did the same. Chick Stahl managed to single to left, but he died on first when cleanup man Buck Freeman flied out to right.
Neither team scored in the second inning, but in
the third, the Pirates sweetened their lead by one on a single by Sebring that scored Bransfield. They added two more runs
by the seventh inning; the second was the World Series' first home run, hit off of Sebring's talking bat.
With the score 7–0, a Pirates victory seemed all but certain. But Boston wasn't beaten yet. At the bottom of the seventh,
Buck Freeman led off with a solid triple to right field. Freddy Parent followed with a triple of his own, scoring Freeman,
and then crossed home plate himself on a sacrifice fly by Candy Lachance.
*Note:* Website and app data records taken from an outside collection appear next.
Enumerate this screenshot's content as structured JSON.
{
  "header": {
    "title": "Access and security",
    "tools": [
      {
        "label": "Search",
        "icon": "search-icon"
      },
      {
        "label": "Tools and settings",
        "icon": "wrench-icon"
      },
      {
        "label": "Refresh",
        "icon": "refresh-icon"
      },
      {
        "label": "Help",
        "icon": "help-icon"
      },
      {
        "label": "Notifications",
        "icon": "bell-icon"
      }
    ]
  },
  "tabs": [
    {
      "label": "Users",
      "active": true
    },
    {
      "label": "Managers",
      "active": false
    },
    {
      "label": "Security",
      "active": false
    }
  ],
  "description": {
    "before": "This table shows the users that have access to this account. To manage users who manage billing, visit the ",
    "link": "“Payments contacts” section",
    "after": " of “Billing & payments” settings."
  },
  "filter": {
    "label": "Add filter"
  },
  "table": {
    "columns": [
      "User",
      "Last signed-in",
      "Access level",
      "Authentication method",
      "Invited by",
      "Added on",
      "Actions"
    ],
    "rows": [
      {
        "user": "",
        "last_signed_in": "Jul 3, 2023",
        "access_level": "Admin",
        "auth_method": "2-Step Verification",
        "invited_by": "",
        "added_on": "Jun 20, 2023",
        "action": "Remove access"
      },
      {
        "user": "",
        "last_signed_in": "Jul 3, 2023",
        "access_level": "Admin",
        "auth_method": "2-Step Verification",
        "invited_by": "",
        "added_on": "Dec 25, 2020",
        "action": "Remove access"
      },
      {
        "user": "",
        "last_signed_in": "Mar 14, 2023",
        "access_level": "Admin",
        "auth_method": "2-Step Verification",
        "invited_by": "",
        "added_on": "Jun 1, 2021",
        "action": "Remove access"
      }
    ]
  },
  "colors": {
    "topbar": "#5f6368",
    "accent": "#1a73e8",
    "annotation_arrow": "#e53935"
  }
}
The inning ended soon after that, but the Sox were
finally on the scoreboard.
Boston added one more run in the ninth inning. But in the end, those three runs weren't enough. The Pirates won the first
ever World Series game, 7–3.
Game two found Red Sox pitcher Bill Dinneen on the mound. He struck out the first batter. Eight and a half innings later,
he'd struck out ten more and given up only three hits. Boston walked away with a 3–0 win — and the first World Series shutout
— to tie the Series at one game apiece.
The next day, however, it was the Pirates' star pitcher, Deacon Phillippe, who led the charge, giving Pittsburgh a 4–2 victory
over Boston. Phillippe pitched again in game four, the first played in Pittsburgh, and again, he was in top form, holding
the Sox to just one run for the first eight innings. The Pirates, meanwhile, chalked up five.
Boston managed to push across three runs in the ninth and came very close to winning the game and tying the Series. But they
didn't. Final score, 5–4 Pirates.
There were five games yet to be played in the best-of-nine series. The championship was still up for grabs.
The next game was scoreless through the fifth inning. Then, in the top of the sixth, the Red Sox loaded the bases. Pitcher
William “Brickyard” Kennedy then handed Boston its first run by walking the next batter. Another run was scored when Wagner
made a wild throw to first. Criger bunted in a third run, and two more runners crossed home plate when Young blasted a triple
into the crowds in left field. When Dougherty also lambasted a triple, Young made it
home. In a single inning, the score had gone from 0–0 to 6–0!
By the bottom of the ninth inning, the Red Sox had added five more, while the Pirates had posted a mere two runs for a final
score of 11–2. The next day's game saw the Pirates falling again, this time 6–3. The Series was now tied at three games apiece.